In response to a growing Muslim population in the south metro, the Islamic Institute of Minnesota plans to open a funeral facility in Burnsville that will be used to prepare the dead for burial.
The City Council on Monday night unanimously approved a conditional use permit for the institute to buy a building just off Hwy. 13 at 12th Avenue.
It will be used to bury Muslims in the Garden of Eden Cemetery, which is two blocks away from the funeral home, said Mohamed Elakkad, a director of the nonprofit Islamic Institute of Minnesota, which owns the cemetery and will buy the building in Burnsville.
Several council members voiced their convictions at the meeting that communities must provide places for all people to exercise religious beliefs. Elakkad thanked them on behalf of the Muslim community.
The funeral home will be used for the sacred Islamic ritual of washing the dead. Until the space is ready, the Muslims will continue to use their only other metro washroom, in a mosque in Columbia Heights.
In Minnesota, also home to many Hmong people, the emergence of new ethnic funeral homes has displayed, in brick and mortar, the state's changing demographics. Elakkad estimated there are about 700 Muslims in Burnsville and 142,000 statewide.
"When there is enough population, we will open a second [Islamic] cemetery," he said after the City Council meeting Monday night. The institute also owns a cemetery in White Bear Lake but doesn't use it yet.
The institute also owns two cemeteries that are used by all denominations: Pleasantview Cemetery, next to Garden of Eden in Burnsville, and Evergreen Cemetery in Roseville.
Muslims try to bury their dead within six hours of death, using a bottomless vault with the deceased facing Mecca, according to Islamic belief. It is against Islamic belief to embalm bodies, so the body is wrapped in a kafan, or shroud, which is usually three layers of white cloth.
The Minnesota Health Department has worked closely with the Minnesota Islamic Cemetery Association to meet the cultural needs of Islamic rites and customs used to bury the dead.
The new mosque and funeral home will not be used for funeral gatherings, but for the ceremonial washing, for prayer services that typically occur midday on Fridays and for children's weekend classes.

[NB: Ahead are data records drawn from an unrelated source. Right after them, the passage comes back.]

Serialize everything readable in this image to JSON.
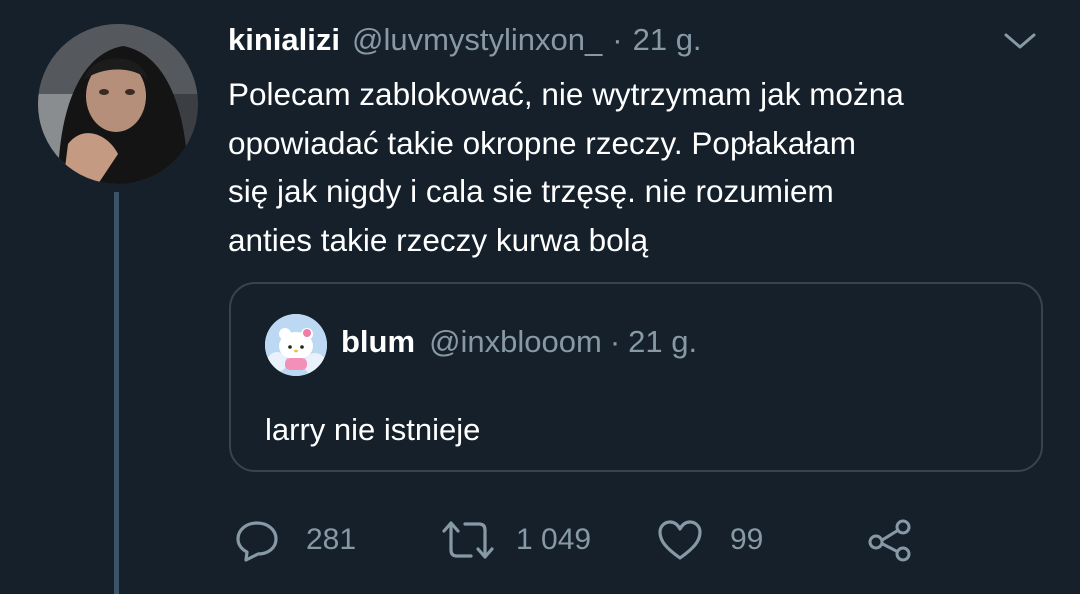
{
  "tweet": {
    "author_name": "kinializi",
    "author_handle": "@luvmystylinxon_",
    "separator": "·",
    "time": "21 g.",
    "text_lines": [
      "Polecam zablokować, nie wytrzymam jak można",
      "opowiadać takie okropne rzeczy. Popłakałam",
      "się jak nigdy i cala sie trzęsę. nie rozumiem",
      "anties takie rzeczy kurwa bolą"
    ]
  },
  "quote": {
    "author_name": "blum",
    "author_handle": "@inxblooom",
    "separator": "·",
    "time": "21 g.",
    "text": "larry nie istnieje"
  },
  "actions": {
    "reply_icon": "reply-bubble-icon",
    "reply_count": "281",
    "retweet_icon": "retweet-icon",
    "retweet_count": "1 049",
    "like_icon": "heart-icon",
    "like_count": "99",
    "share_icon": "share-icon"
  },
  "colors": {
    "background": "#15202b",
    "secondary_text": "#8899a6",
    "thread_line": "#3d5466",
    "quote_border": "#38444d"
  }
}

It will also be used for two important Islamic feasts a year.
Elakkad assured council members that there would be no outdoor calls to prayer or bells.
Joy Powell • 952-882-9017